Brothers David and William Armitage launched David’s Bookshop in March 1963 and began selling new and second-hand records from the store shortly afterwards. The music department proved so successful that by the early 1980s it warranted its own shop.
“David’s became a destination store, people made a pilgrimage to it because they managed to get quite rare items in — there wasn’t much going on in Letchworth in the late 1960s and early 1970s,” says Sky.
“Now there are three units all joined together, Music at number 12, books at 14 and a couple of years ago we opened the cafe and knocked them all through, so it is a massive space. It keeps growing, which is amazing,” she says.
The Armitage brothers sold David’s to its current owner, Paul Wallace, in 2009, but William Armitgage remains involved with the shop as a director and still owns the building.
The bustling cafe, with its wooden floors, walls adorned with metro tiles, shelves of beautifully bound second-hand books and framed newspaper cuttings about the store, is the latest addition to David’s and has proven popular with locals and helped to boost the record store’s business.
“The cafe has been really beneficial,” says Ashlie. “It started out as a small operation at the back of the record shop. We would tailor what we played to the people in the coffee shop and recommend things to them. People would ask us to play new albums, it won us a lot of sales.
“The cafe is a separate space, it works really well but we do have to be careful, we can’t play anything too out-there. It’s great to be able to use the cafe to advertise new releases and in-store events. At Christmas, we make hampers that include tea bags, books and records, and sell them in the cafe — the businesses all go together really nicely.”
Having ridden the crest of the wave of the vinyl revival for the past decade, Ashlie is not concerned by reports that the format’s sales have begun to plateau. She says that many of David’s customers are young and enthusiastic about collecting records and consider having a subscription to a streaming service as complementary to their vinyl collection.
“Something I hear all the time from customers is, ‘I’ve been listening to it on Spotify non-stop and now I really want to own it’. It tends to be younger people with less disposable income.
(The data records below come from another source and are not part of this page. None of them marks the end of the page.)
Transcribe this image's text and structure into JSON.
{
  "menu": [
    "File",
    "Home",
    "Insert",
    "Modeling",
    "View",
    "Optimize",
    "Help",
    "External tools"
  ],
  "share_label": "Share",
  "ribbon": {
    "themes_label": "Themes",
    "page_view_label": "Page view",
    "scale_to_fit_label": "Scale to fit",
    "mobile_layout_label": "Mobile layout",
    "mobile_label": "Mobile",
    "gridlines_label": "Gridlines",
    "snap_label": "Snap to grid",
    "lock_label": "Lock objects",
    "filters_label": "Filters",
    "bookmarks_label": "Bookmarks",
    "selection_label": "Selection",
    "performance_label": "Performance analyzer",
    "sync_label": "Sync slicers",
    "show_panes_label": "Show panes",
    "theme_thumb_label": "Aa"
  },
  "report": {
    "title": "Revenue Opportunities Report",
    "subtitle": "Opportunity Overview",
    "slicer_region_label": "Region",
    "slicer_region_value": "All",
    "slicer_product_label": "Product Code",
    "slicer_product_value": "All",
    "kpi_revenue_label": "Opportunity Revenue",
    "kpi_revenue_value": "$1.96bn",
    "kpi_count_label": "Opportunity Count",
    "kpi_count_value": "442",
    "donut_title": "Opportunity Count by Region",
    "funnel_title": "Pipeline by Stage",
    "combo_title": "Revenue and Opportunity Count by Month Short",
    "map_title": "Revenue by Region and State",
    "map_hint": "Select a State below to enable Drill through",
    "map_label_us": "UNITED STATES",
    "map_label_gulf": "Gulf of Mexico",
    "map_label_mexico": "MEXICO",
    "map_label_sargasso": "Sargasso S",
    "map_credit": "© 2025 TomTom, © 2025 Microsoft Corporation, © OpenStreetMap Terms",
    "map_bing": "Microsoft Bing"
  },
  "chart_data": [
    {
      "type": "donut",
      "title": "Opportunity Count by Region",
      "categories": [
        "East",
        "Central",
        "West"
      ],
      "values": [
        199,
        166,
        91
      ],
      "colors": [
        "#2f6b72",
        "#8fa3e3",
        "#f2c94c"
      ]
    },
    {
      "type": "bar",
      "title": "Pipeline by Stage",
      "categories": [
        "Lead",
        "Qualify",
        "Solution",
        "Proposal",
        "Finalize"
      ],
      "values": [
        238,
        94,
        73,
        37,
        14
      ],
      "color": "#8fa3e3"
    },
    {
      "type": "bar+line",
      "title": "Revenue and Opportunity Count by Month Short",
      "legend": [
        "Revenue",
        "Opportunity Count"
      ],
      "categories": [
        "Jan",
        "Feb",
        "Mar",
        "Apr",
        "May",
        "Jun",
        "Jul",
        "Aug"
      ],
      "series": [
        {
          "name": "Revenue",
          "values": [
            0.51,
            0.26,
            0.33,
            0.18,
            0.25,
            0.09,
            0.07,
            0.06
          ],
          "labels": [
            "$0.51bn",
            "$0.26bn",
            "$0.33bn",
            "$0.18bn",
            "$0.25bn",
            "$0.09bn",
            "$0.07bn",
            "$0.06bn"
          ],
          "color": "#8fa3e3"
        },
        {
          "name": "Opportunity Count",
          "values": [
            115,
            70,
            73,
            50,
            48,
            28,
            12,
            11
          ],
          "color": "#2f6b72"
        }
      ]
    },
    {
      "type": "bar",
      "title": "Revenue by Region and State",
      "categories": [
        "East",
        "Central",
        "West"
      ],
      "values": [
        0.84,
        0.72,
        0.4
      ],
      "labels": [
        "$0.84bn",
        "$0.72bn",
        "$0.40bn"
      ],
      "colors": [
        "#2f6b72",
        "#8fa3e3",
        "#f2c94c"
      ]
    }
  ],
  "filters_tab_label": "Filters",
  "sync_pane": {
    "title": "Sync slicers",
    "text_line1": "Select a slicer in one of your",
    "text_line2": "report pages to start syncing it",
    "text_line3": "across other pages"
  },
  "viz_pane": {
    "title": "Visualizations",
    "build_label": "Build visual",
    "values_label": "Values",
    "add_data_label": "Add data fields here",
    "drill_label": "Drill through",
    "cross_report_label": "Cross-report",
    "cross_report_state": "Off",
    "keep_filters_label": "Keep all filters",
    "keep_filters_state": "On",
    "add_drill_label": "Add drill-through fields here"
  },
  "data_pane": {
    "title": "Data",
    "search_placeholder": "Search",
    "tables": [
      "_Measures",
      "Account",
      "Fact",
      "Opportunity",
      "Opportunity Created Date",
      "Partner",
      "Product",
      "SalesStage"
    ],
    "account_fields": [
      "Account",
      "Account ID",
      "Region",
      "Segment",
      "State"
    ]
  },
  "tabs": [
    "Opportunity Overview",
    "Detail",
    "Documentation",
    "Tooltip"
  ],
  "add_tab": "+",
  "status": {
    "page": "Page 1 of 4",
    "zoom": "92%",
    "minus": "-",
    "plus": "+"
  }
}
Older people will just buy an album if they like the band, but younger people with less disposable income are having to be more choosey and Spotify gives them the opportunity to try before they buy.
“People used to come into record stores to discover new music and now maybe that’s not so much the case. We do take pride in recommending things to people, but Spotify does that very well without you having to leave the house.
“I hope the future is well rounded, there is nothing wrong with Spotify, but I think people are increasingly realising what an amazing resource a record shop is.”